Shadow of war is performing in a similar manner. Over 60 fps at max settings with a healthy little boost once the other clock is applied. Watchdogs do play great even at max settings. This is a fairly resource intensive game, so it was nice to be able to get over 60 FPS on average. Even with ultra settings. The air per clock doesn't seem to make as big of a difference here compared to the other games there. Meanwhile, battlefield 1 is achieving over 120 FPS, even at Ultra settings without overclocking pretty impressive again, the overclock is giving us a little performance boost, but it's not really needed at this resolution. Ghost Recon is another resource, intensive game and even with ultra settings, we almost got to a 60 FPS average, quite impressive, although I'd probably be looking to play at very high settings or lower rise of the Tomb. Raider is also getting good results. Well, over 80 FPS on average at max settings and overclocking just turns things up slightly further. Giving an additional 14 performance increase. Ashes of the singularity is another fairly resource, intensive game and with the overclock we only saw a 2 performance increase here, much lower compared to the other titles tested from these gaming tests. On average, the CPU and GPU overclocked is giving us 14.5 of a performance boost, not bad. Considering the specs we've got in the laptop. I find it hard to recommend getting with the 60 Hertz 1080p screen, as it can consistently push much higher frame rates.
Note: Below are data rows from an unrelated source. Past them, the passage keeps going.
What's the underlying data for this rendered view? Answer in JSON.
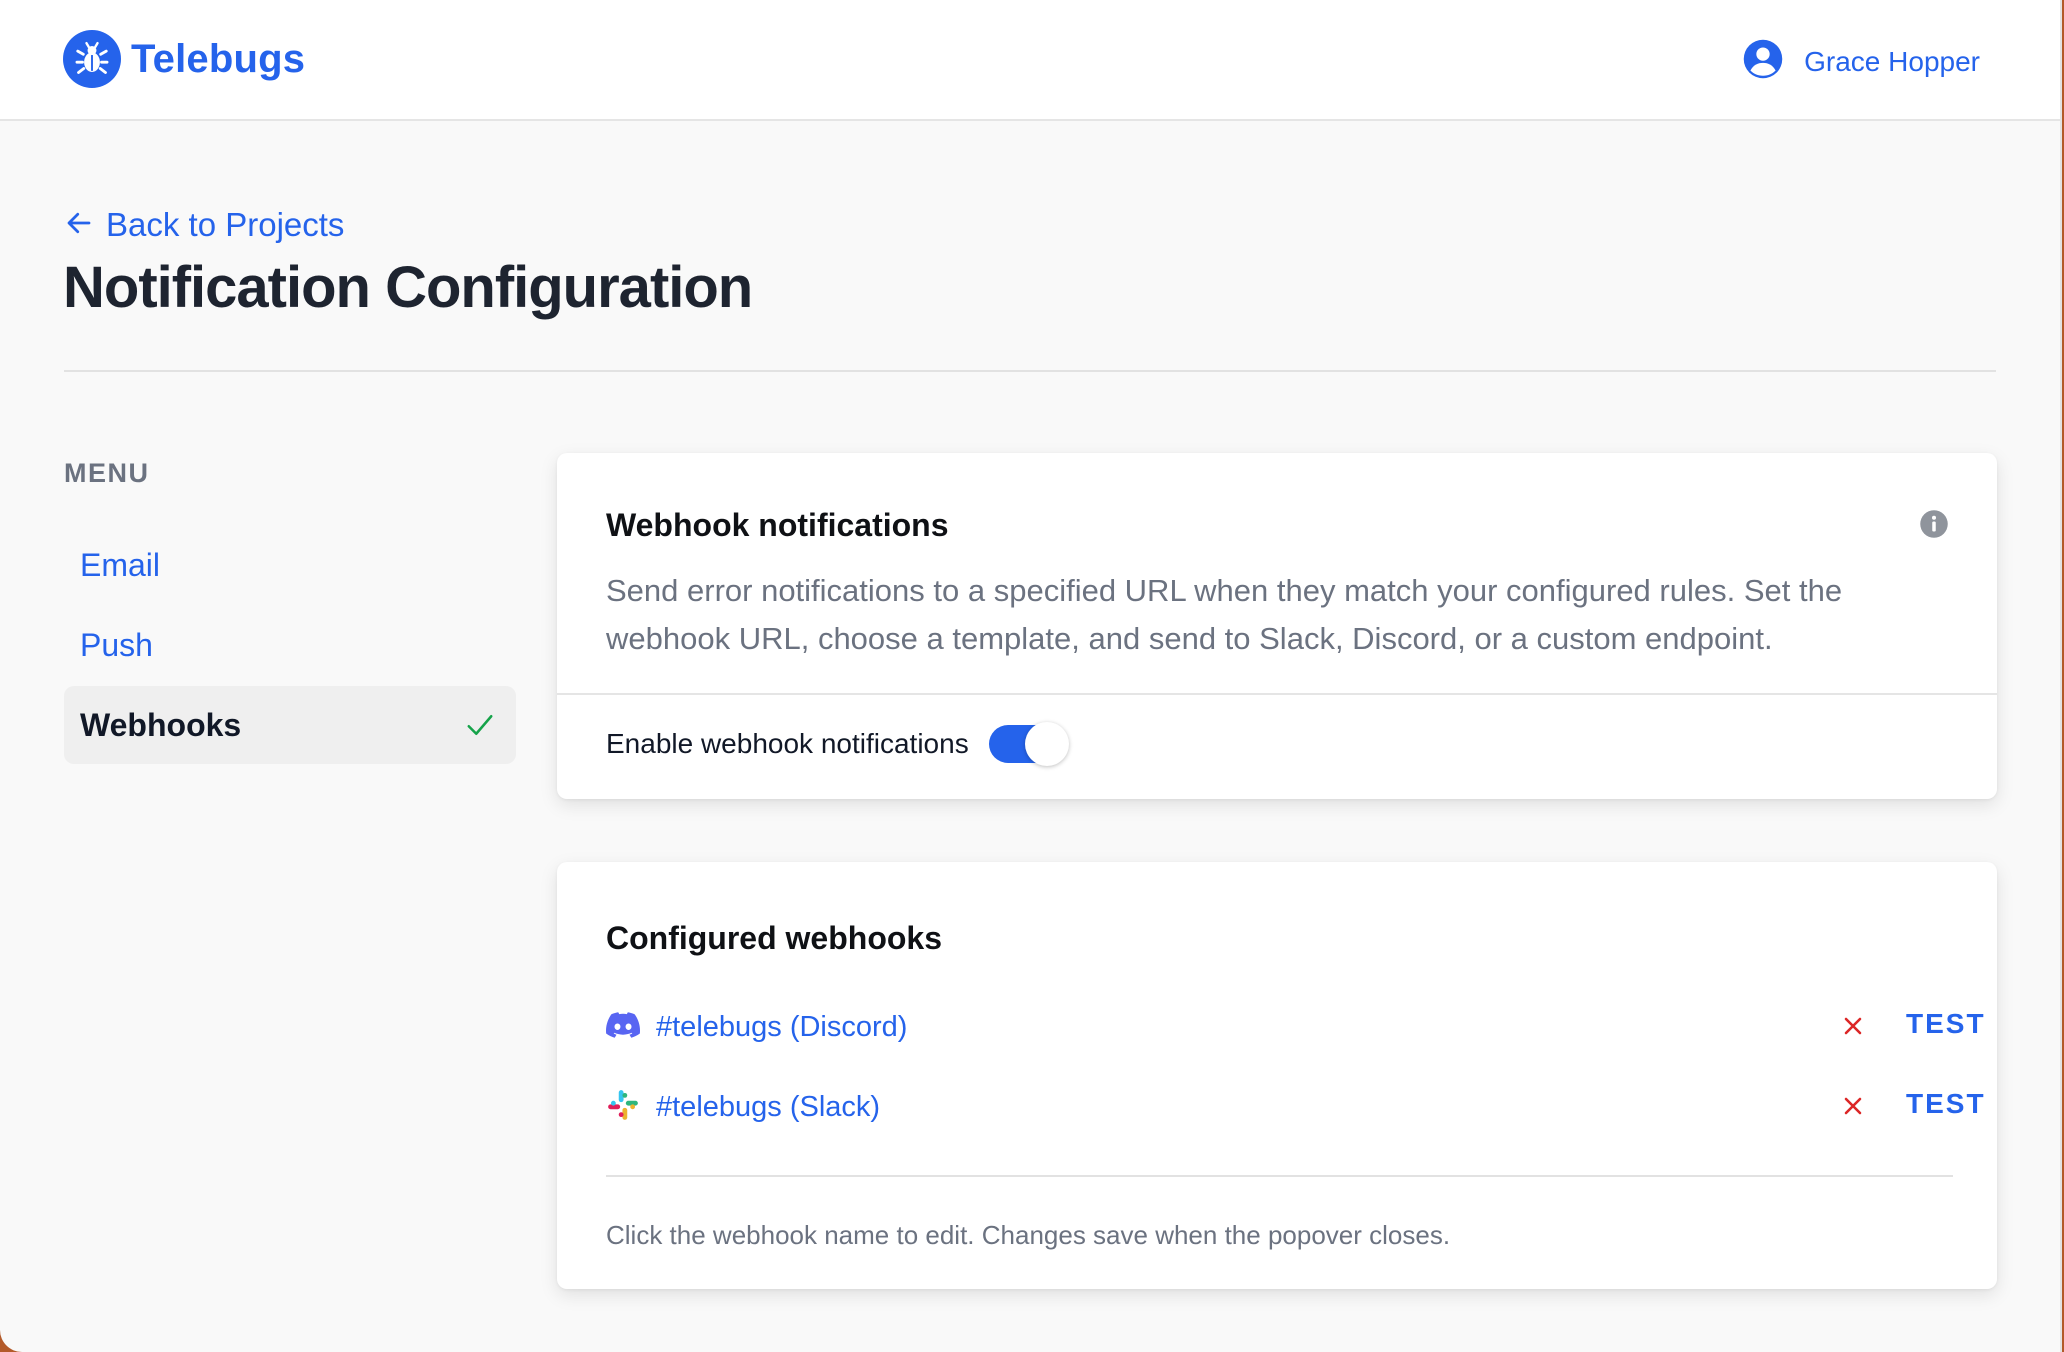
{
  "app": {
    "name": "Telebugs",
    "brand_color": "#2563eb",
    "logo_icon": "bug-icon"
  },
  "user": {
    "name": "Grace Hopper",
    "icon": "user-circle-icon"
  },
  "nav": {
    "back_label": "Back to Projects",
    "back_icon": "arrow-left-icon"
  },
  "page": {
    "title": "Notification Configuration"
  },
  "sidebar": {
    "heading": "MENU",
    "items": [
      {
        "label": "Email",
        "active": false
      },
      {
        "label": "Push",
        "active": false
      },
      {
        "label": "Webhooks",
        "active": true,
        "icon": "check-icon"
      }
    ]
  },
  "webhook_card": {
    "title": "Webhook notifications",
    "description": "Send error notifications to a specified URL when they match your configured rules. Set the webhook URL, choose a template, and send to Slack, Discord, or a custom endpoint.",
    "toggle_label": "Enable webhook notifications",
    "toggle_on": true,
    "info_icon": "info-icon"
  },
  "configured": {
    "title": "Configured webhooks",
    "webhooks": [
      {
        "name": "#telebugs (Discord)",
        "icon": "discord-icon",
        "test_label": "TEST"
      },
      {
        "name": "#telebugs (Slack)",
        "icon": "slack-icon",
        "test_label": "TEST"
      }
    ],
    "hint": "Click the webhook name to edit. Changes save when the popover closes."
  },
  "colors": {
    "accent": "#2563eb",
    "danger": "#dc2626",
    "success": "#16a34a"
  }
}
In many current games at max settings I'd be looking at the 1440p 120 Hertz panel upgrade unless, of course, you'd instead be plugging into an external higher refresh rate monitor in order to take advantage of the serious power now on to the benchmarking tools. Well, a useful indicator note that these results are less practical compared to the real world gaming results previously shown, especially when SLI comes into play. This is how the laptop performed in heaven benchmark with the tessellation set to extreme and anti aliasing set to 8, and this is how valley benchmark performed with anti aliasing on 8 at the various graphic settings. Likewise, here's our unit ins newest super position, benchmark performed at different levels for the last graphics benchmarks. I ran a few tests from 3d mark. These are the results for fly strike times, pi and VR mark both it's stuck speeds and with overclock supplied. Here are a few CPU bound benchmarks outlining what the 8700 k is capable of compared to the 7700 HQ, which was in just about every laptop I've tested over the last 12 months, so it's, not even that old and is still very common. These results should let you see the differences that you can expect with the desktop coffee Lake CPU in Crystal disc mark, the 525 gigs on a three SSD performed around 530 megabytes per second in sequential reads and 450 megabytes per second in sequential, writes the one terabyte Hard drive gets just under 130 megabytes per second and sequential reads and 80 megabytes per second in sequential writes, which is about all you'll get from a mechanical disk.

As mentioned, you can upgrade all the way up to Samsung 964 SSDs. So if you want more performance, it's available in this exact configuration, the laptop comes in at around four thousand four hundred and fifty Australian dollars at the time of recording so about three thousand four hundred and thirty US dollars for my international viewers. This will, of course, vary quite a bit depending on your hardware selection, with the base options that starts at around 3500 Australian dollars. So you can save money by lowering the specs. So what did you guys think of the p8 7e TM G gaming laptop from meta box, although I think it's, very expensive and weighs a ton, you have to admit the HUD webpack inside is very impressive. I just built a desktop with an 8700 K and to say six overclockable cause, and at least a somewhat portable form factor is very interesting. If you're after a legitimate, desktop replacement, then you're looking at a possible option, just make sure you invest in a good pair of closed back headphones for the fan noise. If you plan on overclocking, let me know what you guys thought down in the comments or simply leave a like or dislike on the video to. Let me know what you thought, thanks for watching and don't forget to subscribe for future tech.